An immersion into Japanese art and design, from extraordinary architecture to a hot new hotel

An immersion into Japanese art and design, from extraordinary architecture to a hot new hotel

An immersion into Japanese art and design, from extraordinary architecture to a hot new hotel

@The Sumida Hokusai Museum

Greetings from Japan National Tourism Organization (JNTO)

Japan has produced some of the world’s most renowned contemporary artists, designers and architects, and discovering their works first-hand is high on the agenda of many visitors to the country. From photography to art, architecture and traditional crafts, in this month’s newsletter we’re highlighting some of the best places across the country to immerse yourself in the worlds of some of Japan’s creative geniuses.

Exploring photographer Hiroshi Sugimoto’s Enoura Observatory

©Odawara Art Foundation
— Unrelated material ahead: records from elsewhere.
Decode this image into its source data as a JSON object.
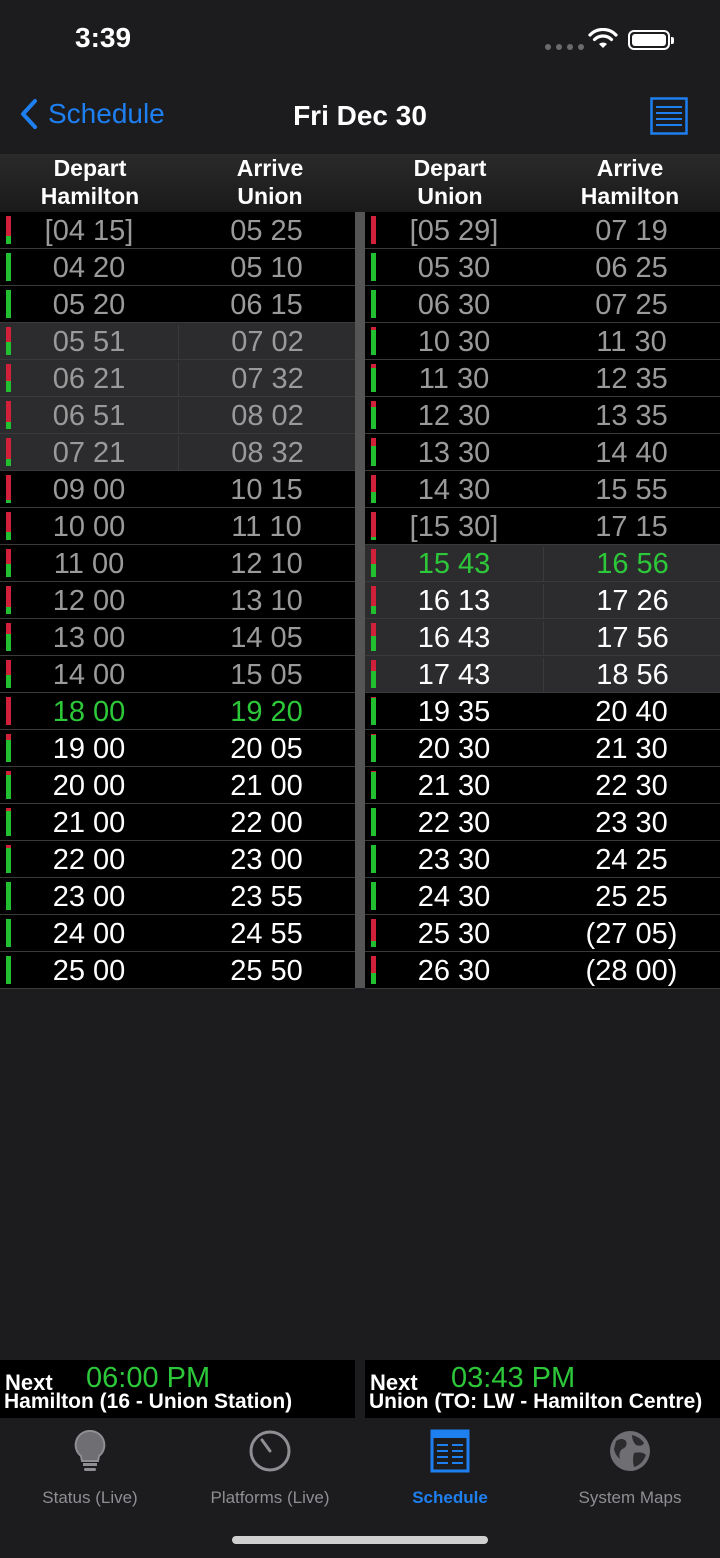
{
  "status": {
    "time": "3:39"
  },
  "nav": {
    "back_label": "Schedule",
    "title": "Fri Dec 30"
  },
  "headers": {
    "left_depart": [
      "Depart",
      "Hamilton"
    ],
    "left_arrive": [
      "Arrive",
      "Union"
    ],
    "right_depart": [
      "Depart",
      "Union"
    ],
    "right_arrive": [
      "Arrive",
      "Hamilton"
    ]
  },
  "left_rows": [
    {
      "depart": "[04 15]",
      "arrive": "05 25",
      "style": "dim",
      "bg": "black",
      "red": 0.7
    },
    {
      "depart": "04 20",
      "arrive": "05 10",
      "style": "dim",
      "bg": "black",
      "red": 0
    },
    {
      "depart": "05 20",
      "arrive": "06 15",
      "style": "dim",
      "bg": "black",
      "red": 0
    },
    {
      "depart": "05 51",
      "arrive": "07 02",
      "style": "dim",
      "bg": "grey",
      "red": 0.55
    },
    {
      "depart": "06 21",
      "arrive": "07 32",
      "style": "dim",
      "bg": "grey",
      "red": 0.6
    },
    {
      "depart": "06 51",
      "arrive": "08 02",
      "style": "dim",
      "bg": "grey",
      "red": 0.75
    },
    {
      "depart": "07 21",
      "arrive": "08 32",
      "style": "dim",
      "bg": "grey",
      "red": 0.75
    },
    {
      "depart": "09 00",
      "arrive": "10 15",
      "style": "dim",
      "bg": "black",
      "red": 0.9
    },
    {
      "depart": "10 00",
      "arrive": "11 10",
      "style": "dim",
      "bg": "black",
      "red": 0.7
    },
    {
      "depart": "11 00",
      "arrive": "12 10",
      "style": "dim",
      "bg": "black",
      "red": 0.55
    },
    {
      "depart": "12 00",
      "arrive": "13 10",
      "style": "dim",
      "bg": "black",
      "red": 0.75
    },
    {
      "depart": "13 00",
      "arrive": "14 05",
      "style": "dim",
      "bg": "black",
      "red": 0.4
    },
    {
      "depart": "14 00",
      "arrive": "15 05",
      "style": "dim",
      "bg": "black",
      "red": 0.55
    },
    {
      "depart": "18 00",
      "arrive": "19 20",
      "style": "live",
      "bg": "black",
      "red": 1
    },
    {
      "depart": "19 00",
      "arrive": "20 05",
      "style": "white",
      "bg": "black",
      "red": 0.2
    },
    {
      "depart": "20 00",
      "arrive": "21 00",
      "style": "white",
      "bg": "black",
      "red": 0.15
    },
    {
      "depart": "21 00",
      "arrive": "22 00",
      "style": "white",
      "bg": "black",
      "red": 0.1
    },
    {
      "depart": "22 00",
      "arrive": "23 00",
      "style": "white",
      "bg": "black",
      "red": 0.1
    },
    {
      "depart": "23 00",
      "arrive": "23 55",
      "style": "white",
      "bg": "black",
      "red": 0
    },
    {
      "depart": "24 00",
      "arrive": "24 55",
      "style": "white",
      "bg": "black",
      "red": 0
    },
    {
      "depart": "25 00",
      "arrive": "25 50",
      "style": "white",
      "bg": "black",
      "red": 0
    }
  ],
  "right_rows": [
    {
      "depart": "[05 29]",
      "arrive": "07 19",
      "style": "dim",
      "bg": "black",
      "red": 1
    },
    {
      "depart": "05 30",
      "arrive": "06 25",
      "style": "dim",
      "bg": "black",
      "red": 0
    },
    {
      "depart": "06 30",
      "arrive": "07 25",
      "style": "dim",
      "bg": "black",
      "red": 0
    },
    {
      "depart": "10 30",
      "arrive": "11 30",
      "style": "dim",
      "bg": "black",
      "red": 0.1
    },
    {
      "depart": "11 30",
      "arrive": "12 35",
      "style": "dim",
      "bg": "black",
      "red": 0.15
    },
    {
      "depart": "12 30",
      "arrive": "13 35",
      "style": "dim",
      "bg": "black",
      "red": 0.2
    },
    {
      "depart": "13 30",
      "arrive": "14 40",
      "style": "dim",
      "bg": "black",
      "red": 0.3
    },
    {
      "depart": "14 30",
      "arrive": "15 55",
      "style": "dim",
      "bg": "black",
      "red": 0.6
    },
    {
      "depart": "[15 30]",
      "arrive": "17 15",
      "style": "dim",
      "bg": "black",
      "red": 0.9
    },
    {
      "depart": "15 43",
      "arrive": "16 56",
      "style": "live",
      "bg": "grey",
      "red": 0.55
    },
    {
      "depart": "16 13",
      "arrive": "17 26",
      "style": "white",
      "bg": "grey",
      "red": 0.7
    },
    {
      "depart": "16 43",
      "arrive": "17 56",
      "style": "white",
      "bg": "grey",
      "red": 0.45
    },
    {
      "depart": "17 43",
      "arrive": "18 56",
      "style": "white",
      "bg": "grey",
      "red": 0.4
    },
    {
      "depart": "19 35",
      "arrive": "20 40",
      "style": "white",
      "bg": "black",
      "red": 0.05
    },
    {
      "depart": "20 30",
      "arrive": "21 30",
      "style": "white",
      "bg": "black",
      "red": 0.05
    },
    {
      "depart": "21 30",
      "arrive": "22 30",
      "style": "white",
      "bg": "black",
      "red": 0.05
    },
    {
      "depart": "22 30",
      "arrive": "23 30",
      "style": "white",
      "bg": "black",
      "red": 0
    },
    {
      "depart": "23 30",
      "arrive": "24 25",
      "style": "white",
      "bg": "black",
      "red": 0
    },
    {
      "depart": "24 30",
      "arrive": "25 25",
      "style": "white",
      "bg": "black",
      "red": 0
    },
    {
      "depart": "25 30",
      "arrive": "(27 05)",
      "style": "white",
      "bg": "black",
      "red": 0.8
    },
    {
      "depart": "26 30",
      "arrive": "(28 00)",
      "style": "white",
      "bg": "black",
      "red": 0.6
    }
  ],
  "next_left": {
    "label": "Next",
    "time": "06:00 PM",
    "dest": "Hamilton (16 - Union Station)"
  },
  "next_right": {
    "label": "Next",
    "time": "03:43 PM",
    "dest": "Union (TO: LW - Hamilton Centre)"
  },
  "tabs": [
    {
      "label": "Status (Live)",
      "icon": "lightbulb-icon",
      "active": false
    },
    {
      "label": "Platforms (Live)",
      "icon": "clock-icon",
      "active": false
    },
    {
      "label": "Schedule",
      "icon": "schedule-icon",
      "active": true
    },
    {
      "label": "System Maps",
      "icon": "globe-icon",
      "active": false
    }
  ],
  "colors": {
    "accent": "#1e7ff0",
    "live": "#2dc83a",
    "delay": "#d0203a"
  }
}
Best known for his dramatic large-format photography of seascapes, Japanese photographer Hiroshi Sugimoto’s Enoura Observatory is a place that art and architecture fans will love. Located in Sugimoto’s hometown of Odawara in Kanagawa Prefecture, the observatory is part of the Odawara Art Foundation, an organisation established in 2009 to foster the advancement of Japanese culture while adopting an international perspective. Surrounded by citrus trees, the art complex faces Sagami Bay, known for its spectacular sunrises, with views stretching as far as the Boso Peninsula and Oshima Island. The complex incorporates art galleries, stages for traditional Japanese theatre, a tea ceremony room, the restored Meigetsu Gate, and a 100-metre gallery designed to capture the sun’s rays on the summer solstice. Each of the components has been built using traditional Japanese methods, with the aim ensuring the techniques are not lost for future generations. It’s an inspiring place, and the views may make you want to try and create your own Sugimoto-esque landscapes.
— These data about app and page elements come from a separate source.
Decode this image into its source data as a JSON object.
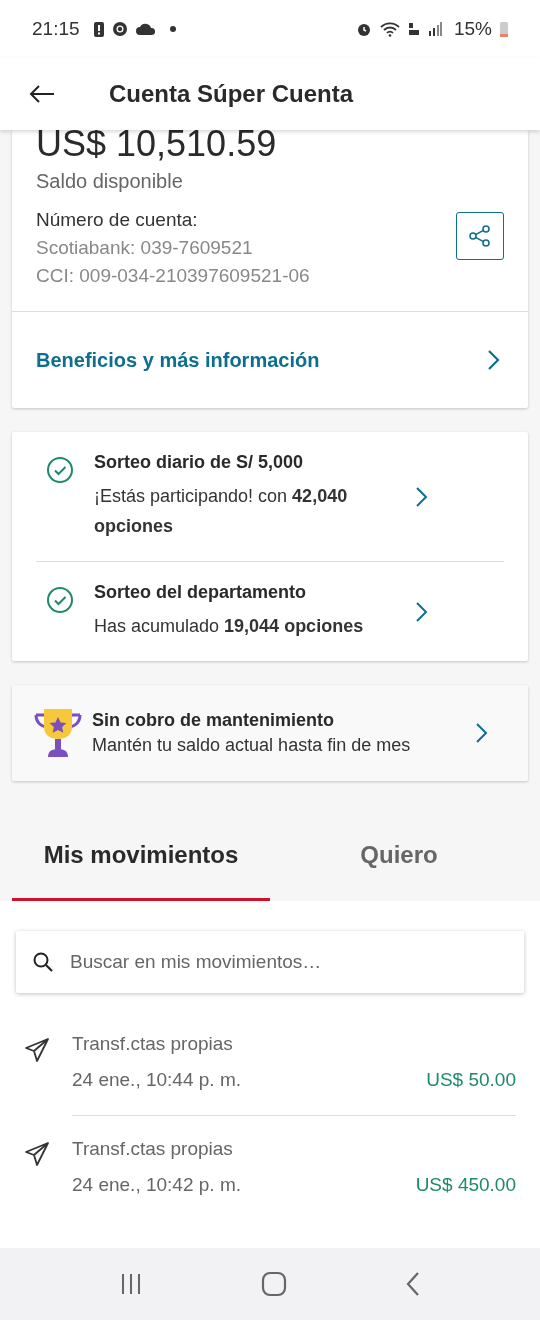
{
  "status_bar": {
    "time": "21:15",
    "battery": "15%"
  },
  "header": {
    "title": "Cuenta Súper Cuenta"
  },
  "account": {
    "balance": "US$ 10,510.59",
    "balance_label": "Saldo disponible",
    "number_label": "Número de cuenta:",
    "bank_number": "Scotiabank: 039-7609521",
    "cci": "CCI: 009-034-210397609521-06",
    "link": "Beneficios y más información"
  },
  "raffles": [
    {
      "title": "Sorteo diario de S/ 5,000",
      "text": "¡Estás participando! con **42,040 opciones**"
    },
    {
      "title": "Sorteo del departamento",
      "text": "Has acumulado  **19,044 opciones**"
    }
  ],
  "promo": {
    "title": "Sin cobro de mantenimiento",
    "text": "Mantén tu saldo actual hasta fin de mes"
  },
  "tabs": [
    {
      "label": "Mis movimientos",
      "selected": true
    },
    {
      "label": "Quiero",
      "selected": false
    }
  ],
  "search": {
    "placeholder": "Buscar en mis movimientos…"
  },
  "movements": [
    {
      "title": "Transf.ctas propias",
      "date": "24 ene., 10:44 p. m.",
      "amount": "US$ 50.00"
    },
    {
      "title": "Transf.ctas propias",
      "date": "24 ene., 10:42 p. m.",
      "amount": "US$ 450.00"
    }
  ]
}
©Odawara Art Foundation

Catching a wave with Hokusai

The 36 Views of Mount Fuji lithographs by Katsushika Hokusai with their stylised waves, clouds and the unmistakeable lines of Japan’s highest mountain, are some of the most instantly recognised images ever to come out of the country. Born in Tokyo’s Sumida-ku district, a place where he did most of his greatest work, it’s a part of the capital that is inseparable from his body of work. And the Sumida Hokusai Museum, based in the area in which the artist lived, is the perfect place to immerse yourself in his world. Hokusai rose to global fame when his works were part of the Japonism movement featured at the 1867 World’s Fair in Paris. An incredibly prolific artist, he produced over 30,000 works during his career. While his Great Wave might be his most popular work, appearing on everything from posters to cushions to even Dior couture, a visit here will reveal the true diversity of Hokusai’s work.
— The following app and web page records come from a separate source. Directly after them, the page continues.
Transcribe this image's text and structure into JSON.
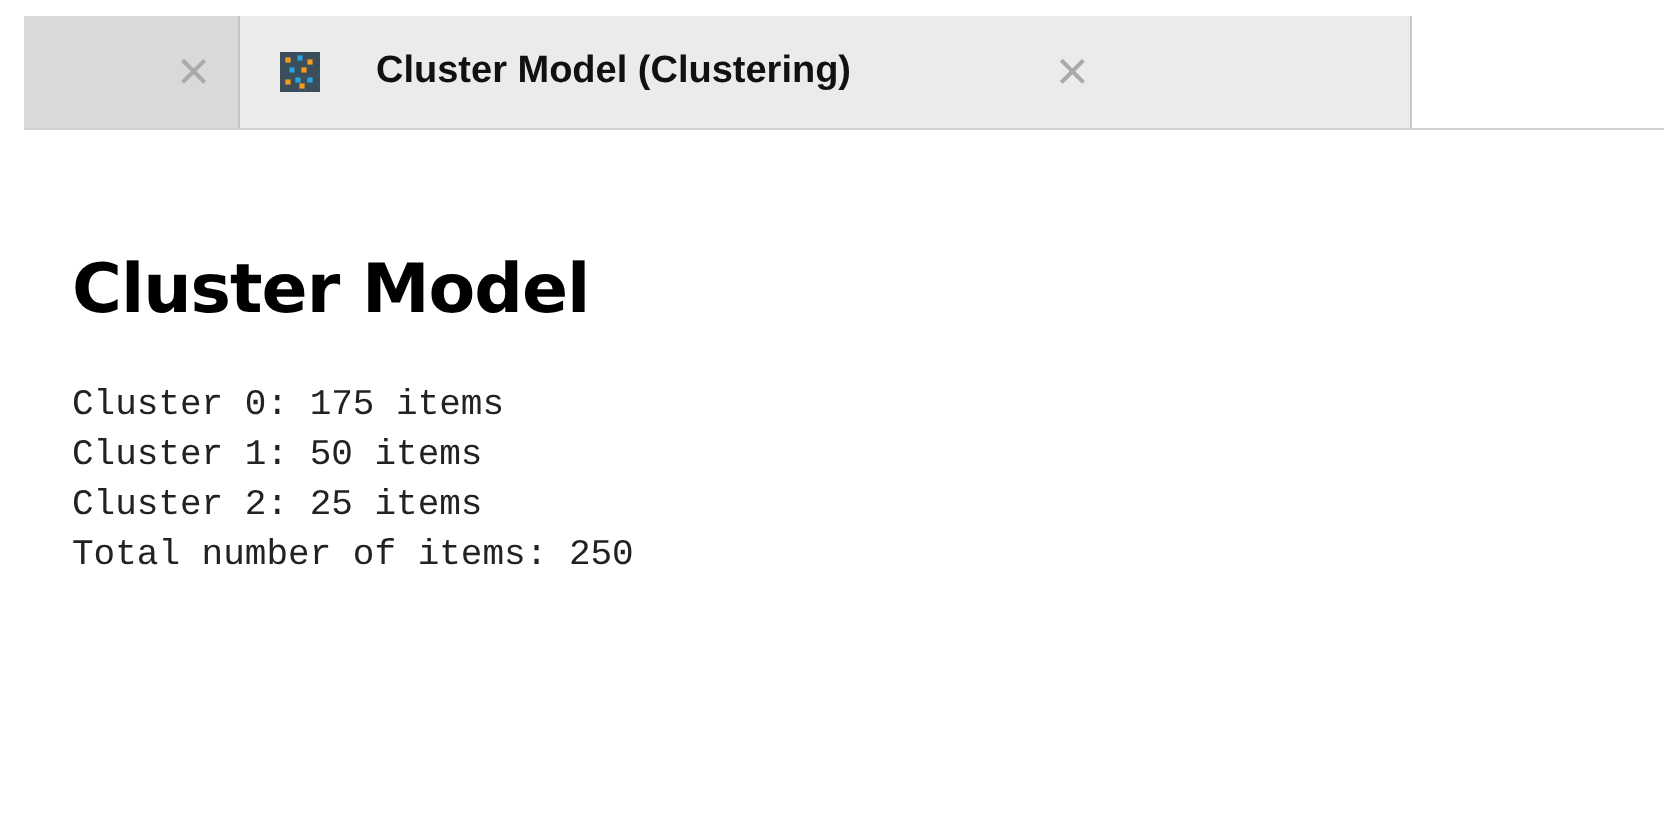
{
  "tabs": [
    {
      "close": "×",
      "selected": false
    },
    {
      "title": "Cluster Model (Clustering)",
      "close": "×",
      "selected": true
    }
  ],
  "heading": "Cluster Model",
  "lines": [
    "Cluster 0: 175 items",
    "Cluster 1: 50 items",
    "Cluster 2: 25 items",
    "Total number of items: 250"
  ]
}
Photos Owashi Yosuke

Exploring Japanese aesthetics at the Kyoto Museum of Craft and Design

Style and Substance at new Kyoto hotel The Shinmonzen

@Ben Richards

A new hideaway has arrived in Kyoto’s Shinmonzen-Dōri in the historical district of Gion, marrying design by Tadao Ando, one of the world’s most celebrated architects, with interiors by leading French interior designer Remi Tessier. The Shinmonzen, opened in early December, has just nine suites, each unique in design and accented by a different Japanese material such as bamboo, lacquer, silk and stone. With traditional Japanese design at its heart, guests will encounter such details as tatami mats that are soft and warm underfoot, fragrant cypress wood bathtubs, delicate washi paper screens, and hand-woven carpets. Balconies look out over the Shirakawa River, connecting with everything that makes this part of Kyoto so special. The hotel’s art collection is worthy of a gallery, with works by Hiroshi Sugimoto , Louise Bourgeois, Damien Hirst, Gerhard Richter adorning the walls. Outside the property, experiences are designed to connect guests with Kyoto’s elevated culture, including private Zen and mindfulness meditation at Ryosoku-in Temple, as well as opportunities to experience tea ceremony, rickshaw rides, and a glimpse into the secretive world of the geiko and maiko with an exclusive invitation into a local Tea House.
There’s even more to look forward to as well – a new restaurant by globally renowned chef Jean-Georges Vongerichten will be opening in Spring 2022.